But then, as Old Maid goes, it came down to two cards and Sylvia was the one holding them. You pick the right card, you get a reprieve, the wrong one, you get the Old Maid. I was the one doing the picking and Sylvia held the cards. Only, it became obvious that I was choosing the wrong card, because, she started to laugh nervously, while holding tight to that card. She was not going to allow her niece to be an old maid.

When you lose someone who has been a part of your entire life, you deal with it by remembering the good times and especially the ones that showed the character of the one who has passed. My aunt had the gift of strength, of no surrender. She wanted to always be at home to receive your phone call, to be your security blanket when times were rough, but she would not allow herself those shortcomings. She preferred to be resolute at all times and reassuring. Her house had an open door and if you came, there were always ice cream and soda in the fridge and fruit on the table. There was never a need for a phone call first because you were always welcome.
As time goes by, so goes the passing of those who came before us and so, tonight, as the New Year rang in, I considered my own fate and that of those I hold dear.
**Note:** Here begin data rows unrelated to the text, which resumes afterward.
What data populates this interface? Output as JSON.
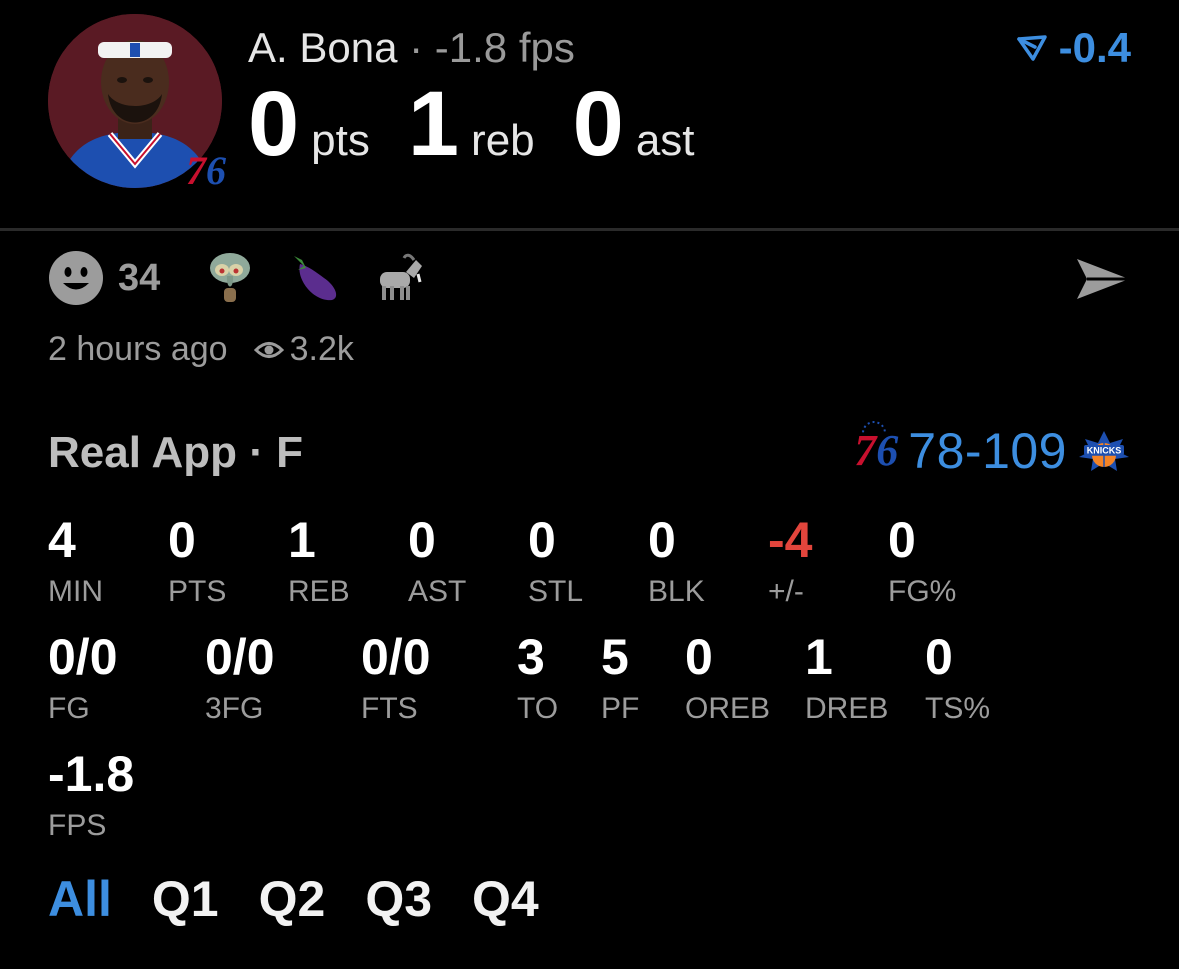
{
  "header": {
    "player_name": "A. Bona",
    "separator": "·",
    "fps_label": "-1.8 fps",
    "trend_value": "-0.4",
    "team_badge": "76",
    "stats": [
      {
        "value": "0",
        "unit": "pts"
      },
      {
        "value": "1",
        "unit": "reb"
      },
      {
        "value": "0",
        "unit": "ast"
      }
    ]
  },
  "reactions": {
    "count": "34",
    "emojis": [
      "smiley-face-icon",
      "squidward-icon",
      "eggplant-icon",
      "goat-icon"
    ]
  },
  "meta": {
    "time_ago": "2 hours ago",
    "views": "3.2k"
  },
  "game": {
    "title": "Real App · F",
    "home_logo": "76",
    "score": "78-109",
    "away_logo": "KNICKS"
  },
  "stats_row1": [
    {
      "value": "4",
      "label": "MIN"
    },
    {
      "value": "0",
      "label": "PTS"
    },
    {
      "value": "1",
      "label": "REB"
    },
    {
      "value": "0",
      "label": "AST"
    },
    {
      "value": "0",
      "label": "STL"
    },
    {
      "value": "0",
      "label": "BLK"
    },
    {
      "value": "-4",
      "label": "+/-"
    },
    {
      "value": "0",
      "label": "FG%"
    }
  ],
  "stats_row2": [
    {
      "value": "0/0",
      "label": "FG"
    },
    {
      "value": "0/0",
      "label": "3FG"
    },
    {
      "value": "0/0",
      "label": "FTS"
    },
    {
      "value": "3",
      "label": "TO"
    },
    {
      "value": "5",
      "label": "PF"
    },
    {
      "value": "0",
      "label": "OREB"
    },
    {
      "value": "1",
      "label": "DREB"
    },
    {
      "value": "0",
      "label": "TS%"
    }
  ],
  "stats_row3": [
    {
      "value": "-1.8",
      "label": "FPS"
    }
  ],
  "tabs": [
    "All",
    "Q1",
    "Q2",
    "Q3",
    "Q4"
  ],
  "colors": {
    "accent": "#3d8ee0",
    "negative": "#e2453c",
    "muted": "#9c9c9c",
    "background": "#000000"
  }
}
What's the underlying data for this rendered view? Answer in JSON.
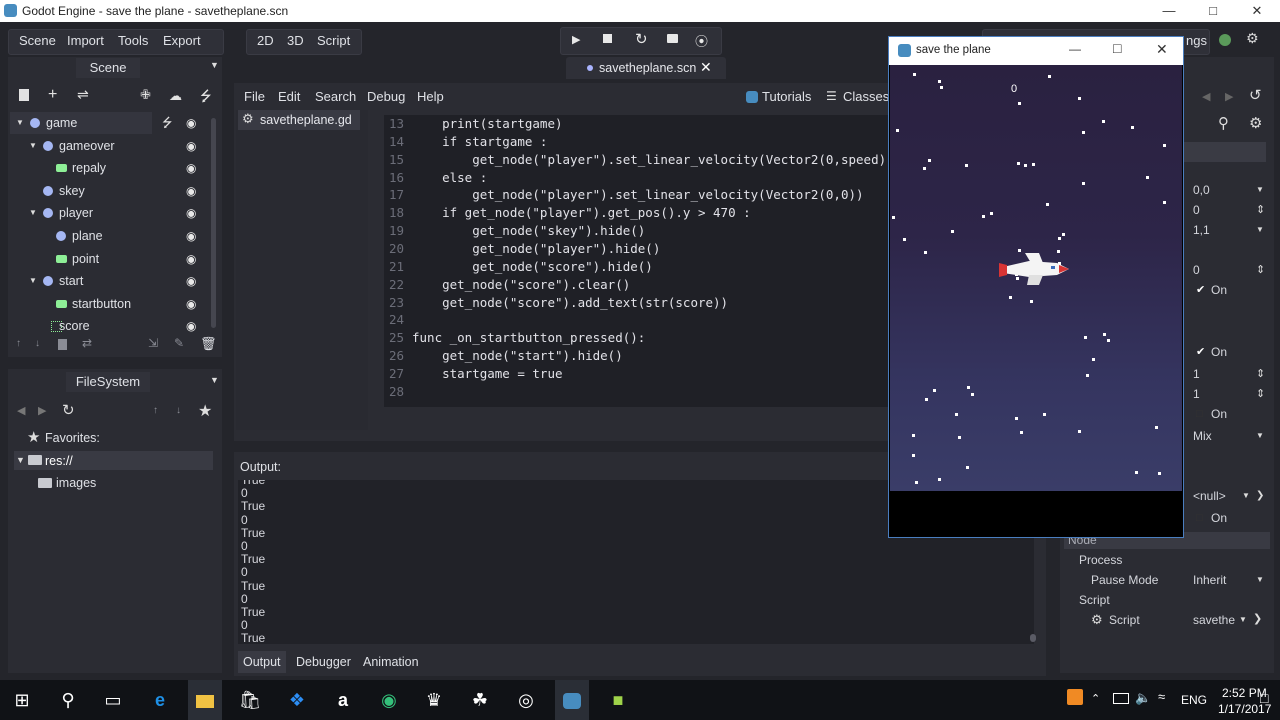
{
  "window": {
    "title": "Godot Engine - save the plane - savetheplane.scn",
    "icon": "godot-icon"
  },
  "top_menu": [
    "Scene",
    "Import",
    "Tools",
    "Export"
  ],
  "view_modes": [
    "2D",
    "3D",
    "Script"
  ],
  "play_controls": [
    "play-icon",
    "stop-icon",
    "reload-icon",
    "movie-icon",
    "remote-icon"
  ],
  "scene_tab": {
    "label": "savetheplane.scn"
  },
  "settings_label": "ngs",
  "scene_dock": {
    "title": "Scene",
    "tree": [
      {
        "name": "game",
        "depth": 0,
        "arrow": true,
        "icon": "node-icon",
        "selected": true,
        "script": true
      },
      {
        "name": "gameover",
        "depth": 1,
        "arrow": true,
        "icon": "node2d-icon"
      },
      {
        "name": "repaly",
        "depth": 2,
        "arrow": false,
        "icon": "button-icon"
      },
      {
        "name": "skey",
        "depth": 1,
        "arrow": false,
        "icon": "sprite-icon"
      },
      {
        "name": "player",
        "depth": 1,
        "arrow": true,
        "icon": "rigidbody-icon"
      },
      {
        "name": "plane",
        "depth": 2,
        "arrow": false,
        "icon": "sprite-icon"
      },
      {
        "name": "point",
        "depth": 2,
        "arrow": false,
        "icon": "label-icon"
      },
      {
        "name": "start",
        "depth": 1,
        "arrow": true,
        "icon": "node2d-icon"
      },
      {
        "name": "startbutton",
        "depth": 2,
        "arrow": false,
        "icon": "button-icon"
      },
      {
        "name": "score",
        "depth": 1,
        "arrow": false,
        "icon": "richtext-icon"
      }
    ]
  },
  "filesystem": {
    "title": "FileSystem",
    "favorites": "Favorites:",
    "root": "res://",
    "folder": "images"
  },
  "script_menu": [
    "File",
    "Edit",
    "Search",
    "Debug",
    "Help"
  ],
  "script_links": {
    "tutorials": "Tutorials",
    "classes": "Classes"
  },
  "script_file": "savetheplane.gd",
  "code": [
    {
      "n": "13",
      "t": "    print(startgame)"
    },
    {
      "n": "14",
      "t": "    if startgame :"
    },
    {
      "n": "15",
      "t": "        get_node(\"player\").set_linear_velocity(Vector2(0,speed))"
    },
    {
      "n": "16",
      "t": "    else :"
    },
    {
      "n": "17",
      "t": "        get_node(\"player\").set_linear_velocity(Vector2(0,0))"
    },
    {
      "n": "18",
      "t": "    if get_node(\"player\").get_pos().y > 470 :"
    },
    {
      "n": "19",
      "t": "        get_node(\"skey\").hide()"
    },
    {
      "n": "20",
      "t": "        get_node(\"player\").hide()"
    },
    {
      "n": "21",
      "t": "        get_node(\"score\").hide()"
    },
    {
      "n": "22",
      "t": "    get_node(\"score\").clear()"
    },
    {
      "n": "23",
      "t": "    get_node(\"score\").add_text(str(score))"
    },
    {
      "n": "24",
      "t": ""
    },
    {
      "n": "25",
      "t": "func _on_startbutton_pressed():"
    },
    {
      "n": "26",
      "t": "    get_node(\"start\").hide()"
    },
    {
      "n": "27",
      "t": "    startgame = true"
    },
    {
      "n": "28",
      "t": ""
    }
  ],
  "output": {
    "title": "Output:",
    "lines": [
      "True",
      "0",
      "True",
      "0",
      "True",
      "0",
      "True",
      "0",
      "True",
      "0",
      "True",
      "0",
      "True"
    ]
  },
  "bottom_tabs": [
    "Output",
    "Debugger",
    "Animation"
  ],
  "game_window": {
    "title": "save the plane",
    "score": "0"
  },
  "inspector": {
    "values": [
      {
        "label": "0,0",
        "kind": "dropdown"
      },
      {
        "label": "0",
        "kind": "spin"
      },
      {
        "label": "1,1",
        "kind": "dropdown"
      },
      {
        "label": "0",
        "kind": "spin"
      },
      {
        "label": "On",
        "kind": "check",
        "checked": true
      },
      {
        "label": "On",
        "kind": "check",
        "checked": true
      },
      {
        "label": "1",
        "kind": "spin"
      },
      {
        "label": "1",
        "kind": "spin"
      },
      {
        "label": "On",
        "kind": "check",
        "checked": false
      },
      {
        "label": "Mix",
        "kind": "dropdown"
      },
      {
        "label": "<null>",
        "kind": "resource"
      },
      {
        "label": "On",
        "kind": "check",
        "checked": false
      }
    ],
    "node_header": "Node",
    "process": "Process",
    "pause_mode": {
      "label": "Pause Mode",
      "value": "Inherit"
    },
    "script_section": "Script",
    "script": {
      "label": "Script",
      "value": "savethe"
    }
  },
  "taskbar": {
    "time": "2:52 PM",
    "date": "1/17/2017",
    "lang": "ENG"
  },
  "colors": {
    "editor_bg": "#24252b",
    "game_sky_top": "#2b2340",
    "game_sky_bottom": "#3a3a66",
    "accent": "#699ce8"
  }
}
We see the fragility of life, how it can be gone with the wave of the tsunami, and we who live by the ocean, may feel it stronger.
Tonight, as we, family and friends, returned from a walk in the darkness of the Everglades, we watched all the cars slowly pull to the side of the MacArthur Causeway as midnight approached, to see the fireworks over Biscayne Bay.

By 11:55, all the cars were at a standstill, and the natives of Miami and South Beach, who don't live by many rules, had taken out beach chairs to see the show. The causeway had become a wonderful parking lot of revelers, who hugged eachother, and reflected their hopes in the seas of the bay and the sparks of the heavens.

As a child growing up in Richmond Hill, New York, I was unhappy inside, longing for freedom and beauty, and a way out of a parochial neighborhood, where the homes were as narrow as my friends' futures- a home that in my memories seems old and worn, covered with dirty autumn oak and maple leaves, and filled with the cries of sickness and pain.

That day at the dining room table must have been a tough one for my Aunt Sylvia. As she sat there with her growing belly, she must have been considering the possibility that my mother could die, leaving my sister and me in her care. So, when I first heard of her passing and thought about that day, how she shrugged off that fearsome thunderstorm and my mother's cancer, and instead struggled to prevent me from being an "old maid", I realized just how strong this woman really was.